So you used to run in the 905s? Those are still pretty lightweight for a running shoe, but how was your transition from the 905 down to something really minimal? How did you go about it? I know some people try and transition too quickly — how was your transition?
Josh: It was really comfortable for me. I've been running since I was a kid and one part of my training that I've always kept consistent was having the opportunity to run barefoot at some point. I found after 10 miles my calves started to get a little tight and I started landing more on my mid-foot — and really on the heel. So I still flipped back to the 905s [back then]. But it became a balancing act where my long runs with my minimal shoes were getting longer, and my 20 milers and 30 milers were still in a heel. But I gradually increased that [usage] over the course of, probably six months. So it was a very smooth transition for me.
Drew: What's your favorite shoe color?.
Josh: Honestly, I'm the kind of guy that likes showing my shoes get a little dirty. I like it when they're white and they kind of turn a little brown, you know what I mean? It's kind of like a battle scar to show off that they've been worn effectively.
Drew: That's cool, I like that. It'd be fun for you to hear some of the conversations around our office — that's one of them. I was pushing for the white one, but there was concern it would look dirty, butI was like, "No, that's cool."
Josh: That's the cool part about it!
Drew: No, I agree. It's great when a pair of shoes can tell a story. After a year or two you can remember where you wore them, and can see a stain from here or there.
Drew: What would you do to a new shoe if you could? Or what would you like to see in a new version?
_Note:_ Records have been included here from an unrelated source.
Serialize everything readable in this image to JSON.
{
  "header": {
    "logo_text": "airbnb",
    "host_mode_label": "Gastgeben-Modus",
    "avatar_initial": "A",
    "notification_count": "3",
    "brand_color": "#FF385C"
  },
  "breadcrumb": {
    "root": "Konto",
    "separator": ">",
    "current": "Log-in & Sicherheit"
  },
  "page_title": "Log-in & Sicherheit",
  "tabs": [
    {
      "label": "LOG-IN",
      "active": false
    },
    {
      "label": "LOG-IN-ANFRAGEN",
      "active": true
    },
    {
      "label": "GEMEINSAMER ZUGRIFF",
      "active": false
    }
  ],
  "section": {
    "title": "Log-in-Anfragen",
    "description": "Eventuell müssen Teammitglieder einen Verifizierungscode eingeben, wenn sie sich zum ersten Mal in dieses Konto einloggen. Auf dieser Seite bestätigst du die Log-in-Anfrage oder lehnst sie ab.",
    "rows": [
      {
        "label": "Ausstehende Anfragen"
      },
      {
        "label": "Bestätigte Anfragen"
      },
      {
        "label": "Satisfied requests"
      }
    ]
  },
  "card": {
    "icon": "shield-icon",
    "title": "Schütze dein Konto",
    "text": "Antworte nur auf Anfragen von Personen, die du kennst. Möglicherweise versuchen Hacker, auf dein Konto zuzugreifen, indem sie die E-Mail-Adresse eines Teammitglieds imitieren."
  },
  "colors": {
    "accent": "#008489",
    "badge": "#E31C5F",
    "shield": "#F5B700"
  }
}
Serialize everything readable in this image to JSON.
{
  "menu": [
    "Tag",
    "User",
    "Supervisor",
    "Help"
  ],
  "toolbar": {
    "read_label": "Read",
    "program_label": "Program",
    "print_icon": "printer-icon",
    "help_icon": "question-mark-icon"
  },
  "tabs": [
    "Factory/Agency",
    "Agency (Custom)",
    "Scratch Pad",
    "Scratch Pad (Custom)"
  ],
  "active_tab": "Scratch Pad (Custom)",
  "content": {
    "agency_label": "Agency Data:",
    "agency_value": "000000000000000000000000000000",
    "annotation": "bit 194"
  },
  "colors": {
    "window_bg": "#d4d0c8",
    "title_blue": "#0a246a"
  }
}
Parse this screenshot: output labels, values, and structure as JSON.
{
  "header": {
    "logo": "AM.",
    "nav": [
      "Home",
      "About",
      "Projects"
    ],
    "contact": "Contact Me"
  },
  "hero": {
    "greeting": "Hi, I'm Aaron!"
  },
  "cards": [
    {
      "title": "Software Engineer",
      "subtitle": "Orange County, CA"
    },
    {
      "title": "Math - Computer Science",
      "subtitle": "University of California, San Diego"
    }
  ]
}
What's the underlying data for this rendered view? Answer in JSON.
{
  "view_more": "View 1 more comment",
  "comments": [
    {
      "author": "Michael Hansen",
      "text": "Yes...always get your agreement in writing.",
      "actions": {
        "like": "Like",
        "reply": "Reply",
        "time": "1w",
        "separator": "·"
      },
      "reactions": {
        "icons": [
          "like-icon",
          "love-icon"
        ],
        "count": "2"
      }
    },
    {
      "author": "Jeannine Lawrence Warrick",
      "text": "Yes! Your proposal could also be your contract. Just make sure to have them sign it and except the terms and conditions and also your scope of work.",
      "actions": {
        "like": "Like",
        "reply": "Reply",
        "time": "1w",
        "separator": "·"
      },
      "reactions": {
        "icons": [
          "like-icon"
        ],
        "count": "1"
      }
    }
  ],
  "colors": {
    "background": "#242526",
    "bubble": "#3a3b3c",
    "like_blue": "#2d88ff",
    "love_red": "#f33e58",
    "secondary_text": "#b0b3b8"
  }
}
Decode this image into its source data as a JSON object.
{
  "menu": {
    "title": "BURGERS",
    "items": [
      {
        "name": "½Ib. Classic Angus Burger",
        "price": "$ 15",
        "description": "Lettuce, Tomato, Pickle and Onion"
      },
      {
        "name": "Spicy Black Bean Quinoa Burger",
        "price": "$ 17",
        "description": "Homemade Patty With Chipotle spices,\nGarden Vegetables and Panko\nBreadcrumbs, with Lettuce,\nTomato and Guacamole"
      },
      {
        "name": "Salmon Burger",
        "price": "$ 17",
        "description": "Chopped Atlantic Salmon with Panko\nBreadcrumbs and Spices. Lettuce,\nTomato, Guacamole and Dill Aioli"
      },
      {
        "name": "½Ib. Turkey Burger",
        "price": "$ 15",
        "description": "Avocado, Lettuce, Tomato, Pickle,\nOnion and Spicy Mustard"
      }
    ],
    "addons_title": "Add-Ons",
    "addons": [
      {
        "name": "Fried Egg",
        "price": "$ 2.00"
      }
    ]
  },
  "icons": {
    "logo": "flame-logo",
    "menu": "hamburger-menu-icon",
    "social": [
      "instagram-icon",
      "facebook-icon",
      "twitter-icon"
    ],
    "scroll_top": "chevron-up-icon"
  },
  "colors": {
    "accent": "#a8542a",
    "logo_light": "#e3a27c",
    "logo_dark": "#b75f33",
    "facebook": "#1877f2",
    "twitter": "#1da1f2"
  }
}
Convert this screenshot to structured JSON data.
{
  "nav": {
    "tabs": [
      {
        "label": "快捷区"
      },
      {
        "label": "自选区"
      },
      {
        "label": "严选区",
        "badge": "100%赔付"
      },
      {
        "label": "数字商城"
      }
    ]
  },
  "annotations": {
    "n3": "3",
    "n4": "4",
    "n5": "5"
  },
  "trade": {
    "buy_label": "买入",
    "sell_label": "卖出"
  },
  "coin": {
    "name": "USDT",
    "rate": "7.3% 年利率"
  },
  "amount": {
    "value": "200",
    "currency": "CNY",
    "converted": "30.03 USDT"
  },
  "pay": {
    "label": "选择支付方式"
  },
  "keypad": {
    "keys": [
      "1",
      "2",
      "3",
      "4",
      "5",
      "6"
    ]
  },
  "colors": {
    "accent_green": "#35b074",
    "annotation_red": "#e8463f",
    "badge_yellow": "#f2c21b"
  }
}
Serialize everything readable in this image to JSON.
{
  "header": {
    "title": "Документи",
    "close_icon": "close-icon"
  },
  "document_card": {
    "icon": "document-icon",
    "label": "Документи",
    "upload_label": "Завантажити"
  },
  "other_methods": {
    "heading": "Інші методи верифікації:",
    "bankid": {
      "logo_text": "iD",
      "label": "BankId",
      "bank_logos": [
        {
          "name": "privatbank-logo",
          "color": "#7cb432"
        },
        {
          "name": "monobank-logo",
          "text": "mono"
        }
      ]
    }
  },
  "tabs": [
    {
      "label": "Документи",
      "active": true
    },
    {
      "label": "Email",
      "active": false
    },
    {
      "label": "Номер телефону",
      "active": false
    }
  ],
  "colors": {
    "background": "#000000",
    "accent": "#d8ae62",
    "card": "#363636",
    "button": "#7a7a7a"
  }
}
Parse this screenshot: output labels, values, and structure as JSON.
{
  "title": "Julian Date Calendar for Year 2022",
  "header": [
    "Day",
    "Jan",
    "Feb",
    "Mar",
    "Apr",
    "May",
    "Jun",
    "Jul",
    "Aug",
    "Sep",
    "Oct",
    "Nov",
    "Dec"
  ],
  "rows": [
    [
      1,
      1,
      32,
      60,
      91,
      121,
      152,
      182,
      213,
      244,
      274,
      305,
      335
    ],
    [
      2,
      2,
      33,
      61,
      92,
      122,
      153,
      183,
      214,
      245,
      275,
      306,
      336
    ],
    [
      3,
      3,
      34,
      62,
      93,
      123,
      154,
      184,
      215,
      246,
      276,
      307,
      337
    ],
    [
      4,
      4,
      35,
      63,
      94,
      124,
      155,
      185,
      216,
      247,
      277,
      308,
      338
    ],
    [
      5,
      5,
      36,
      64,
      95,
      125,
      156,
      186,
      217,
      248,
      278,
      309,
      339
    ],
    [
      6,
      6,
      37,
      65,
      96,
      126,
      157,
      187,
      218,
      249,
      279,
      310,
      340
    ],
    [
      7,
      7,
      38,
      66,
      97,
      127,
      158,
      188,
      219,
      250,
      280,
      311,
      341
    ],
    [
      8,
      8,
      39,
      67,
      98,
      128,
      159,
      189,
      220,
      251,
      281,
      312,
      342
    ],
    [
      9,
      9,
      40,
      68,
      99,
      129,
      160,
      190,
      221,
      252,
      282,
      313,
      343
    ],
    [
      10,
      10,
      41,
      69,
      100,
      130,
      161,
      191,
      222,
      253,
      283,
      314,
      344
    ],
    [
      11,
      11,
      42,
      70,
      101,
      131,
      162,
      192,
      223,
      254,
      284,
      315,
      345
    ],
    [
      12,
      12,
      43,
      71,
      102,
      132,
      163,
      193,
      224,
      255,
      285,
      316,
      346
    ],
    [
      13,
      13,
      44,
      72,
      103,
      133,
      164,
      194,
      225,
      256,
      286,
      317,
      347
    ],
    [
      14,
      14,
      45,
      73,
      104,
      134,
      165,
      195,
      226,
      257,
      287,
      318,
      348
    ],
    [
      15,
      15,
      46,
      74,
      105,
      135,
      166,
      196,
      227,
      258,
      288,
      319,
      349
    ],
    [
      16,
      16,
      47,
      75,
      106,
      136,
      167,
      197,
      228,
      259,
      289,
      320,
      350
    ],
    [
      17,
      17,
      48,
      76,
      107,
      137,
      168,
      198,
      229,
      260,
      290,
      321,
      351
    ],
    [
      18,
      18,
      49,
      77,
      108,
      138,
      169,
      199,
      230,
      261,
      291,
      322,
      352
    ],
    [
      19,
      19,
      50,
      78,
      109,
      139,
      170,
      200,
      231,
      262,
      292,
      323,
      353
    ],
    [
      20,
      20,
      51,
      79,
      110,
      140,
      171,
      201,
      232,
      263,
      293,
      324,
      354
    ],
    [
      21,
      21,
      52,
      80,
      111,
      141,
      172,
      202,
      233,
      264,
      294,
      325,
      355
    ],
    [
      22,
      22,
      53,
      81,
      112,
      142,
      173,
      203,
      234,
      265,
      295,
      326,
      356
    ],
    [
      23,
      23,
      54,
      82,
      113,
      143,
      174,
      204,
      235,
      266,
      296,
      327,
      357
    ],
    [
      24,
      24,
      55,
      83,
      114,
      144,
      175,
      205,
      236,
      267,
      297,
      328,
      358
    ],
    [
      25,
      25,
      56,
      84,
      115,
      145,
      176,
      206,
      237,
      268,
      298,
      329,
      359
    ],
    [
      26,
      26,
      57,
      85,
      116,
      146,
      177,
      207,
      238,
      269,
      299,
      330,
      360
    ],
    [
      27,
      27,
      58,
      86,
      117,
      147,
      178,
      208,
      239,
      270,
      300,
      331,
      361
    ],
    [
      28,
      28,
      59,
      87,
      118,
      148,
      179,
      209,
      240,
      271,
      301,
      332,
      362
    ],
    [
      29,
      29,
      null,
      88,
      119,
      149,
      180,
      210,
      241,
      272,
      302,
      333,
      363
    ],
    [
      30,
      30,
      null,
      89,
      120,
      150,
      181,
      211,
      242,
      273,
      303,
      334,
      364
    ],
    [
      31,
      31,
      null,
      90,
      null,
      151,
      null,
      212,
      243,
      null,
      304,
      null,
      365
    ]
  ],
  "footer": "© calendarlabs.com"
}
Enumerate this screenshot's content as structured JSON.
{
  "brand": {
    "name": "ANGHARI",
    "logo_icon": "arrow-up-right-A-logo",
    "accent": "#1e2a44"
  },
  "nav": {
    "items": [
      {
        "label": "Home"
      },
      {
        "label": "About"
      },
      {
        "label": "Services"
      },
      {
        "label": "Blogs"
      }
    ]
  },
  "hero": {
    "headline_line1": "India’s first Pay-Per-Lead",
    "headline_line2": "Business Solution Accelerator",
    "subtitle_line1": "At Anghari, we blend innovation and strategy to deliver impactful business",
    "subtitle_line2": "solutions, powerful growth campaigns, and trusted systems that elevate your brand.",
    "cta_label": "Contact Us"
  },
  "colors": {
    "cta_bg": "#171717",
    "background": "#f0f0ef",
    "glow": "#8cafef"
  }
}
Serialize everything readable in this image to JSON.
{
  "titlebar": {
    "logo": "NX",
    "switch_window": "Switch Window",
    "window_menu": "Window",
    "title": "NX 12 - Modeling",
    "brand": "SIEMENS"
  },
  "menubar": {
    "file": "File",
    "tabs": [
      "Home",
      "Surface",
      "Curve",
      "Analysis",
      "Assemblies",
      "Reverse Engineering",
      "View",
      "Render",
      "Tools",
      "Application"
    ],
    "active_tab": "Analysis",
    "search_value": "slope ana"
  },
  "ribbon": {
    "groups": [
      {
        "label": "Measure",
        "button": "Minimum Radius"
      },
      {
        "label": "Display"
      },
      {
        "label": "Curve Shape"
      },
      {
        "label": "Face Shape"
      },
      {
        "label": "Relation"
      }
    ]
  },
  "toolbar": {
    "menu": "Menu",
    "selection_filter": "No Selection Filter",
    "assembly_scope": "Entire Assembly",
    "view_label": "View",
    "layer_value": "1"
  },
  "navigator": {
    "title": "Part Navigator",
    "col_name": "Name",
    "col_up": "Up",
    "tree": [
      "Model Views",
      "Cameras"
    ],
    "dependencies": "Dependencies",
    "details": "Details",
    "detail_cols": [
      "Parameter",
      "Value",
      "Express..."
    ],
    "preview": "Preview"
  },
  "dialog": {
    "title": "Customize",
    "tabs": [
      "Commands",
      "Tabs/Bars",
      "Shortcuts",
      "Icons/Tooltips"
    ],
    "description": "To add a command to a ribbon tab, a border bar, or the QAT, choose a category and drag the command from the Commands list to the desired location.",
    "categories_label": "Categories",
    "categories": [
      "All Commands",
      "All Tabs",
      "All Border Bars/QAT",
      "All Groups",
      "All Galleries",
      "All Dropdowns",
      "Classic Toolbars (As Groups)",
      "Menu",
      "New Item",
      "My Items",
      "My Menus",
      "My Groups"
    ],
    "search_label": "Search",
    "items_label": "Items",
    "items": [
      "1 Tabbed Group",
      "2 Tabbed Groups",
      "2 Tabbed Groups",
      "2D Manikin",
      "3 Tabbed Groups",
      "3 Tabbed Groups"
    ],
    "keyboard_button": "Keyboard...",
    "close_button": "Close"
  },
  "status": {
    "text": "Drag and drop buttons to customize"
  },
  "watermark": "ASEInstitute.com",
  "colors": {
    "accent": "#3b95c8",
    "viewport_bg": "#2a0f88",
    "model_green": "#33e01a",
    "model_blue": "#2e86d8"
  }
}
Josh: One thing I noticed about this shoe happened when we had a beautiful day outside. It was 45 degrees out and with the snow, there were a lot of puddles — and I don't shy away from running through puddles. I kind of like to plow through them. And even with a smaller sole, I still noticed some standing water in the shoe while I was running. Obviously the mesh as a whole was wet, and I'm comfortable with water in my shoe [because] it keeps my feet nice and cool, which I'm very good with. But I didn't know if there was anything, generically speaking, with a drainage series of holes?
Drew: Yeah, that's kind of cool that you mentioned that. I actually had holes in this shoe early on and we took them out. If you look at the bottom of the shoe — the white part — there are three craters on the white EVA. So those used to be holes all the way into the strobel board, which is inside the shoe, but some people caught some rocks in them, so we filled those back in.
Drew: It's great that people talk and give feedback online. It's pretty new from when I started — that didn't exist basically. We had wear-tests and so forth but it's cool to just see and hear the community and have it all happen online. You might not think of it, but the designers and developers working at the company read it and notice when somebody comments on their shoes. We'll send it around the office because we're usually updating or still working on it. So it's cool that you care enough to write about it and give feedback. I just wanted to let you know we appreciate it.
Josh: Happy to do it, for sure!
*Due to variances created during the development and manufacturing processes, all references to drop and stack height are approximate.